Today’s modern bathroom has been centuries in the making – a result of some clever innovations, and also major changes in beliefs, attitudes and social conditions. But from ancient times onwards, natural stone has often been a crucial part of the story.
Clearly humans have always needed toilet facilities and a way to keep themselves clean, but only in relatively recent times have the two functions have been brought together in one place. And the provision of bathroom facilities in private homes is also a fairly recent innovation too – previously, bathing was much more of a public pastime!
Bathe like an Egyptian?
The first recorded use of natural stone in bathing dates back to around 2500BC, when wealthy ancient Egyptians sat in limestone baths set in limestone tiles while their minions showered them with heated water. In those days, water had an important religious significance – used not only to clean the body, but also to purify the soul.
The Greeks viewed bathing as a very important part of their lives. Many ancient Greek excavations stand testament to this – with whole areas which were clearly designed for bathing, including stone or clay baths served by surprisingly advanced water supply and drainage facilities.
The oldest surviving stone bathtub is in the Palace of Knossos on the island of Crete – believed to date back to around 1700BC.
When in Rome – or Bath

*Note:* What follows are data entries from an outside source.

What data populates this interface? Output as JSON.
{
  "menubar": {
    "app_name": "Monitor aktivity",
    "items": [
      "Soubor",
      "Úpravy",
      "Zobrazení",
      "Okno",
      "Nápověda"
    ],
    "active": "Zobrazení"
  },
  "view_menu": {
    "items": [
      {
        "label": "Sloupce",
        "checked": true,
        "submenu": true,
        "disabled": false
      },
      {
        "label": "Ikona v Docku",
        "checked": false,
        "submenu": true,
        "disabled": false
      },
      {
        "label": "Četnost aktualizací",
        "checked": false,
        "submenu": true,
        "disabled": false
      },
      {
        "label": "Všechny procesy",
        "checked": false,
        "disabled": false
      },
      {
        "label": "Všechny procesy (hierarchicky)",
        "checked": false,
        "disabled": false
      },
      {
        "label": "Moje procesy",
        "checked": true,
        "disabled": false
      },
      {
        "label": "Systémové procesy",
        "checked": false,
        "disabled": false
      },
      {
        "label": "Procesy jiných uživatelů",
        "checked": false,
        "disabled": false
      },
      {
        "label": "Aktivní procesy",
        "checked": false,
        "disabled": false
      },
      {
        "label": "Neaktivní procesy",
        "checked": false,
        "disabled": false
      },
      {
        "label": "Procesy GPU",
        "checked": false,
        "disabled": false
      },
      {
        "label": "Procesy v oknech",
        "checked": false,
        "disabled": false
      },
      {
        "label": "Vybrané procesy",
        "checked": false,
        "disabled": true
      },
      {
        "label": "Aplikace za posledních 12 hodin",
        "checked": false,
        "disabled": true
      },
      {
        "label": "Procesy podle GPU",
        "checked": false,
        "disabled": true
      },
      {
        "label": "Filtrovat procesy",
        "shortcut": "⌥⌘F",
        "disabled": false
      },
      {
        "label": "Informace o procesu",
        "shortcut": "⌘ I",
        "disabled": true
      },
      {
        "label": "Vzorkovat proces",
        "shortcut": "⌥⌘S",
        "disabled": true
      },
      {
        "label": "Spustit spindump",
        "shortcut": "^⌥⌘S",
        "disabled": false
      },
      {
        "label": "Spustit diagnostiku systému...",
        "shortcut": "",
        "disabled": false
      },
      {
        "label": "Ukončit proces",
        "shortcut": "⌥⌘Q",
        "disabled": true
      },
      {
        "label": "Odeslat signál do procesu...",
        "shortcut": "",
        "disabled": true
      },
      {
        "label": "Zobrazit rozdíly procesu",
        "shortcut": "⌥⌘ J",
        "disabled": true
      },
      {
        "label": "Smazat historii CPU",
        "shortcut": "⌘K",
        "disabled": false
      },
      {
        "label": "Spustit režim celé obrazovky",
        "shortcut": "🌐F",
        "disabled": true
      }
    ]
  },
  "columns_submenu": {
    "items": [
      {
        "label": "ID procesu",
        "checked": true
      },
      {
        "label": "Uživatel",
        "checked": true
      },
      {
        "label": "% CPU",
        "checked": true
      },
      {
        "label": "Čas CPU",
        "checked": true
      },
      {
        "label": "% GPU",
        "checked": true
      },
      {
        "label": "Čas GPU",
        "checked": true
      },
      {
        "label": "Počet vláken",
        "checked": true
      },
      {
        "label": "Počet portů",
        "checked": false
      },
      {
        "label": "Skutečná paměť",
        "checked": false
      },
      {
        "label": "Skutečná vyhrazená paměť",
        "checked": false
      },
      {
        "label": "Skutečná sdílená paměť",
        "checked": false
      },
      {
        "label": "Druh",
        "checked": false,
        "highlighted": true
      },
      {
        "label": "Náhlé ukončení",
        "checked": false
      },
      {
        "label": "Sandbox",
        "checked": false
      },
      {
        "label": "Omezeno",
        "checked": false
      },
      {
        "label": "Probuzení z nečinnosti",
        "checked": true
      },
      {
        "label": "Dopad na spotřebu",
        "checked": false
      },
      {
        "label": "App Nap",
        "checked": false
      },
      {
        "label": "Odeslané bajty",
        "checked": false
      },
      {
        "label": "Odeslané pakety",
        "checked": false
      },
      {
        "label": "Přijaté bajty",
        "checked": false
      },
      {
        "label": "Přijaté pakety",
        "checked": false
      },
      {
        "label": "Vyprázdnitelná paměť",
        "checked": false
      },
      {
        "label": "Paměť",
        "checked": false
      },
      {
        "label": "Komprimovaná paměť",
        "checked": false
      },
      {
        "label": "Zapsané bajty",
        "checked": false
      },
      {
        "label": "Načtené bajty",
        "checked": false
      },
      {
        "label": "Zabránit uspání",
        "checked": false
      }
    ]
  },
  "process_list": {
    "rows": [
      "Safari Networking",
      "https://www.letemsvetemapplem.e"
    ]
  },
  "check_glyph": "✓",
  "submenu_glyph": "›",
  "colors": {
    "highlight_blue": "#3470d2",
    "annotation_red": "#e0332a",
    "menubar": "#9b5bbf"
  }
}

The Roman contribution to the history of bathing is well known. They came, saw and conquered – and constructed thermal baths wherever they went. Using the local stone, they created massive complexes dedicated to public bathing, relaxation and entertainment. A particularly good surviving example is the Roman Baths in the (very aptly-named) city of Bath in South-West England.
The Roman legacy in the Middle East
After the Romans, the tradition of public bathing slowly disappeared in Western Europe, but it continued to flourish in the Middle East, where ‘hammams’ – built of intricately decorated local stone – are still important cultural and social meeting places today. In medieval times, the prosperous city of Baghdad reportedly had 60,000 ‘hammams’.
Europe votes ‘No’
Public bathing enjoyed a bit of a renaissance in Europe during the 1100s thanks to crusaders returning from the East. But it soon fell out of favour again – especially when the ravaging plagues of the Middle Ages took hold. It was believed that bathing in water could spread disease – and given the rising population and lack of clean water, this was probably true! In England, Henry VIII closed down all the public bathhouses in 1546, citing them as the cause of sickness spreading.
The evolution of the modern bathroom
From the late 1700s onwards, new innovations and developments finally started to pave the way towards the modern bathrooms we know today.
Whilst the first flushing toilet was made for Elizabeth I back in 1596, it took another few centuries before it became a viable alternative to the chamber pot. The ‘S-bend’ wasn’t invented until 1775, allowing fresh water to sit in the toilet bowl. And it wasn’t until the mid-1800s that fresh water pipes and public sewers started to be installed – firstly in London and then in most other major UK cities.
This development was the catalyst for a major revolution in house design – with most new homes from the late 1800s onwards having bathrooms and toilets fitted as standard for the first time.
Returning to stone
The creation of a completely new room in the house called for new, hygienic ways to decorate it. Without doubt, the most popular covering for walls and floors is bathroom tiles, and there’s obviously a massive range of tiling materials available these days.